For the 2014 SIAM Conference on Parallel Processing for Scientific Computing (Portland, Oregon, February 18-21), Keita Teranishi, Jaideep Ray, Mike Heroux, and I (all of Sandia National Laboratories) organized a four-part (17-speaker) minisymposium on fault-tolerant numerical algorithms. This was the third in an annual sequence of minisymposia on the topic offered at SIAM conferences, alternating between CS&E and Parallel Processing.
For our purposes, a “fault” occurs when a computer system behaves incorrectly in a way that could affect the running application’s correctness or ability to make progress. The application “fails” if it actually produces incorrect results or fails to complete. We distinguish further between “hard” and “soft” faults. Hard faults cause the application to end prematurely or to wait forever. Soft faults let the application keep running (for a while, at least) but corrupt intermediate states; this could make the application return an incorrect result. Speakers in our minisymposium considered faults of both types.
Algorithms studied in our sessions include iterative sparse linear solvers, nonlinear multigrid, finite-difference stencils, time integration, dense matrix factorizations, fast Fourier transforms, and multilevel Monte Carlo. Talks also covered fault injection (both by software simulation and by an actual neutron beam directed at real hardware), programming models capable of identifying code and data that can go awry, and current trends in system reliability.
The growing interest of the parallel algorithms community in this topic is reflected in the breadth of our minisymposium, as well as in the Wednesday-evening panel discussion (Resilience at Exascale: Should it Worry Application Developers?) and related talks in other minisymposia. This interest has waxed and waned over the years, leading many to question whether we should expend so much effort on the problem. In particular, talk of application fault tolerance seems to return with each approach of parallel “scale” transitions—as in terascale, petascale, and the upcoming exascale. At previous scale transitions, systems stepped up to protect applications, with no need for contributions from the latter. However, experience has established that providing this protection incurs hardware costs (a high-bandwidth global file system) and requires significant “system middleware” effort to make current resilience mechanisms (mainly checkpoint-restart) efficient at scale.
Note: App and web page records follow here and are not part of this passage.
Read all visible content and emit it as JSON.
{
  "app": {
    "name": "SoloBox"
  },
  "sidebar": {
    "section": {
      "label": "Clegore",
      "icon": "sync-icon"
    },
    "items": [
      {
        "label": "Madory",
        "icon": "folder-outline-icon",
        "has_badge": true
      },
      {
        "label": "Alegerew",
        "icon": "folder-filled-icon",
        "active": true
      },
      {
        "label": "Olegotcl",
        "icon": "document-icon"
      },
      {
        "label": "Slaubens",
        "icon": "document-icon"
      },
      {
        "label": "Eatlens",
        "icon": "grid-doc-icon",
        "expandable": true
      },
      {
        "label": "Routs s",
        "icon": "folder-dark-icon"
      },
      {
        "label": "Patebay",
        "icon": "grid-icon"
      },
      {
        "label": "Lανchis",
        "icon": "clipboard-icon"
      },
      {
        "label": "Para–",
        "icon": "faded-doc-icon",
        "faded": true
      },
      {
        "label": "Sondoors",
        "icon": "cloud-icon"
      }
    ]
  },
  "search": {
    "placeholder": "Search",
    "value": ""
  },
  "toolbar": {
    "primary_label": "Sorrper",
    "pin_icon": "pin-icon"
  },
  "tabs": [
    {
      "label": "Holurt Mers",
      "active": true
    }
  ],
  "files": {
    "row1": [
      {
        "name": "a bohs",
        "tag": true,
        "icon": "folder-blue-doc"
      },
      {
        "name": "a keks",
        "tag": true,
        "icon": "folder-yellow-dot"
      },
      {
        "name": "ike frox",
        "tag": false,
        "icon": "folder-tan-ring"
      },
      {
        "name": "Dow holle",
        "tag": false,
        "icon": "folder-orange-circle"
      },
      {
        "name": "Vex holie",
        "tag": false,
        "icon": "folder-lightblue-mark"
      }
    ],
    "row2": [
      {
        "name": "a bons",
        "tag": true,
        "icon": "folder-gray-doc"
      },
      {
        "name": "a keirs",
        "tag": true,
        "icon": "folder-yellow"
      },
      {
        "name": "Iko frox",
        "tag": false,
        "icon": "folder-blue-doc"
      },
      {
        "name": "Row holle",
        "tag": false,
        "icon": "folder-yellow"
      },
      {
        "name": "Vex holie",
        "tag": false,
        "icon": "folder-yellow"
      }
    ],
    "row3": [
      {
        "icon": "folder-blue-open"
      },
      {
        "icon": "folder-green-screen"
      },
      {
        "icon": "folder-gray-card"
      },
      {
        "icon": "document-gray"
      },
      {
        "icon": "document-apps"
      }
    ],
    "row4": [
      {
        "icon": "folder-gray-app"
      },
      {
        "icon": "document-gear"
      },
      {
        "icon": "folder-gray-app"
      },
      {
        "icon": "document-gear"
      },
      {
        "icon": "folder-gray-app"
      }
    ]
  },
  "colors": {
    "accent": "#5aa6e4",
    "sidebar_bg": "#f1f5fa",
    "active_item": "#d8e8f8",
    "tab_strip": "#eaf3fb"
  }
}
As the exascale era approaches, the confluence of several factors suggests that algorithm developers need to get involved soon. First, the current processor-building technology, CMOS (complementary metal-oxide semiconductor), is close to its physical size limits. As CMOS transistor gates shrink to the thickness of a few atoms, it gets harder and harder to make them consistently correct. Second, for about ten years, commodity processors have been achieving performance improvements not through frequency increases but through parallelism. More parallelism means more components, which makes faults more likely. Third, very large parallel computers are now limited mainly by power. Megawatts of electricity have to get into the facility, and megawatts of heat have to leave it. Earlier trends, however, suggest that hardware will only become less reliable. Counteracting this by introducing redundancy will lead to costs in power or performance. Thus, vendors will find it more and more tempting to relax system correctness, but only as long as applications can make up for it. Finally, it is not clear that existing system mechanisms for recovering from a parallel process loss—in particular, global coordinated checkpoint-restart—will work at extreme scales. This is due to their high disk bandwidth requirements, which introduce hardware and power costs poorly related to actual needs of applications. Together, these trends explain why we algorithm developers need to look at this problem now, so that we can be involved in system design discussions.
During the Resilience at Exascale panel discussion, the mood of both panel and audience shifted audibly as soon as Shekhar Borkar (Intel Corp.) hinted that computer hardware might start to need the cooperation of system software for correctness. Getting good performance on correct parallel computers is already hard. Consider the difficulty of porting an MPI-only library (the Message Passing Interface, a model for distributed-memory parallelism) to add shared-memory parallelism. Even worse, consider that on future computers, arithmetic or storage could be silently incorrect, or a process could fail at any time and algorithms (rather than the checkpointing library) would be asked to deal with it. The growing uncertainty about system reliability causes special concern, given that many of the algorithms our community develops are used in simulations to support high-consequence decisions. Silent wrong answers could cause death or injury, or could have unacceptable financial or environmental costs. Our minisymposium offered some hope, however, that algorithms will be able to address this concern.
In closing, we point out that some of the techniques that can make algorithms get the right answer despite hardware faults can also improve their resistance to other problems—including software bugs, input that violates an algorithm’s assumptions, and other issues that affect correctness (such as loss of energy conservation). It was inspiring to read the software development history of the Mars rover Curiosity in the Communications of the ACM (February 2014). If large-scale computers are indeed becoming more and more sensitive to the physics of the real world, we scientific and engineering algorithm developers can take lessons from the embedded and real-time control communities. Moreover, principled use of the least expensive and most generally applicable resilience techniques can make codes safer and easier to use, even if our guesses about fault rates turn out to be exaggerated.
Slides with synchronized audio for many sessions from the 2014 parallel processing conference, including the minisymposium discussed here, can be accessed here.